With grocery store shelves empty with essentials most of the day, it's only natural to worry about availability. But if you shop early, maybe even wait in line before the store opens, you will be able to get the supplies you need. Yes, even toilet paper and paper towels. Claremont has experienced calm, patient shoppers as we all try to adapt to social distancing during this health crisis. At Vons Thursday morning, there was a dash to certain items that sold out quickly, but the shelves are restocked every day. COURIER photo/Matt Weinberger
Program specialist at the Blaisdell Senior Center, Teresa Luce, hands out boxed lunches to seniors on Wednesday at the Joslyn Senior Center in Claremont. The City of Claremont closed both Blaisdell and Joslyn centers last week, which suspended the senior meal program at both locations. The city then transitioned into drive in meal distribution on Mondays and Wednesdays beginning at 11 a.m. at Joslyn. COURIER photo/Steven Felschundneff
The Los Angeles County Department of Public Health confirmed 46 new cases of COVID-19 Wednesday, bringing the county total to 190 people infected with the virus. Because there are positive cases across the entire county, the county emphasizes that the public should not think one location is safer than the other.
Many local restaurants have closed in the wake of COVID-19, the coronavirus, but a number of local restaurants are offering pick up orders and a few have launched delivery service to Claremonters.
Walter’s Restaurant began $5 direct delivery to Claremont residents Monday, and for all orders over $50, delivery is free.
It’s easy to tell when driving through Claremont something is just not quite right. First of all, it’s cold and rainy, with cold temperatures on tap for the next week. But it seems everything is also very quiet. Fewer cars, less people, and even plenty of parking in the hardest spots in the Village.
There are many business owners who want to remain open, especially those who operate restaurants, ready to prepare takeout orders. But some are closed. This being said, it's critical we remain vigilant in following social distancing guidelines. COURIER photo/Steven Felschundneff
Claremont city council calls special meeting for this Thursday
A special meeting of the Claremont City Council is tentatively scheduled at 2 p.m. on Thursday, March 19. Additionally, city staff says “certain other items with a time-sensitive nature will be placed on this agenda as the March 24, 2020 regular city council meeting will be cancelled.”
The Los Angeles County Department of Public Health has confirmed 16 new cases of novel coronavirus (COVID-19), it stated in a press release Sunday. To date, LA County Public Health said it has identified 69 cases total; of these, 10 are likely due to community transmission. Five of the cases confirmed today are hospitalized.

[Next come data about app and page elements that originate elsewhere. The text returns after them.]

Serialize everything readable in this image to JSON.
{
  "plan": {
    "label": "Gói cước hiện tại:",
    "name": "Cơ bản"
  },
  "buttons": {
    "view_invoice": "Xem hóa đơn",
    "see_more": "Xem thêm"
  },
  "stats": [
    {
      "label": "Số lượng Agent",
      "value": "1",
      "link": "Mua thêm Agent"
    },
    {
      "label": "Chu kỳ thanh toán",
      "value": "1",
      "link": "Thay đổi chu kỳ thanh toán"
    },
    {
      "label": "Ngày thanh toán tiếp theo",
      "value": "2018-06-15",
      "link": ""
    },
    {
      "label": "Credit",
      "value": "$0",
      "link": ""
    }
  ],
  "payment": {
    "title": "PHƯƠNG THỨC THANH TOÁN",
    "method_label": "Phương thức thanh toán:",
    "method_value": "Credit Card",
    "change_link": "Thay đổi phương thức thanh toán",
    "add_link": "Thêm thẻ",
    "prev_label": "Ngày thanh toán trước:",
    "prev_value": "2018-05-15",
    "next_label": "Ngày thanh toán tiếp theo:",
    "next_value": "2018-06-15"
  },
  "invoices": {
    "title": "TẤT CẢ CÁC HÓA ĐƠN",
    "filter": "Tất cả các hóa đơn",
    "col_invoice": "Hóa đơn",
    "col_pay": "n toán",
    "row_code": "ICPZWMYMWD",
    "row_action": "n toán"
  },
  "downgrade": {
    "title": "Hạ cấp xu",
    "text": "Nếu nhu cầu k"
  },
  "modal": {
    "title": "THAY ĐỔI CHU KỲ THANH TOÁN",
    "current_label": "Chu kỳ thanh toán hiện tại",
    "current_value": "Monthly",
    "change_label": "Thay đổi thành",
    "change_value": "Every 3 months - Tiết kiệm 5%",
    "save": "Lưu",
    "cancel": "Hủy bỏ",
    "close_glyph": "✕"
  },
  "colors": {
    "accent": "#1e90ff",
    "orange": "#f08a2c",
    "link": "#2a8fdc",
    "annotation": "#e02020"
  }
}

In some ways Claremont looked similar to Saturday because of the college students leaving town. It did feel a lot like a day in May when these students would normally leave. I continued to be surprised how many Village businesses were open. It's critical our community support local whenever we can during this mess. What did change today was the amount of food stocked on grocery store shelves. Staples like milk, bread and cleaning supplies were in short supply. There's still no need to worry, they all will remain open with new deliveries coming. So far Los Angeles County has been lucky, but that can change in an instant. Be careful and try to stay out of group gatherings. —PW
I thought by showing our readers video of popular areas around Claremont, it might give you all a sense of the community impact from the coronavirus—COVID-19—precautions. That being said, the Village remained busy with most stores open, restaurants were serving. Vons, Sprouts and Stater Bros had some long lines, but most everything was in stock other than paper products. It's hard to say what will happen tomorrow, but we will keep our eyes open. —PW
The city has announced more closures due to caution over the coronavirus.
Starting Monday, the city is canceling all recreation classes and facility rentals, as well as closing the Youth Activity Center (YAC) and the Tracks Activity Center (TAC), according to city spokesperson Bevin Handel.
Large gatherings have also been canceled through April 12.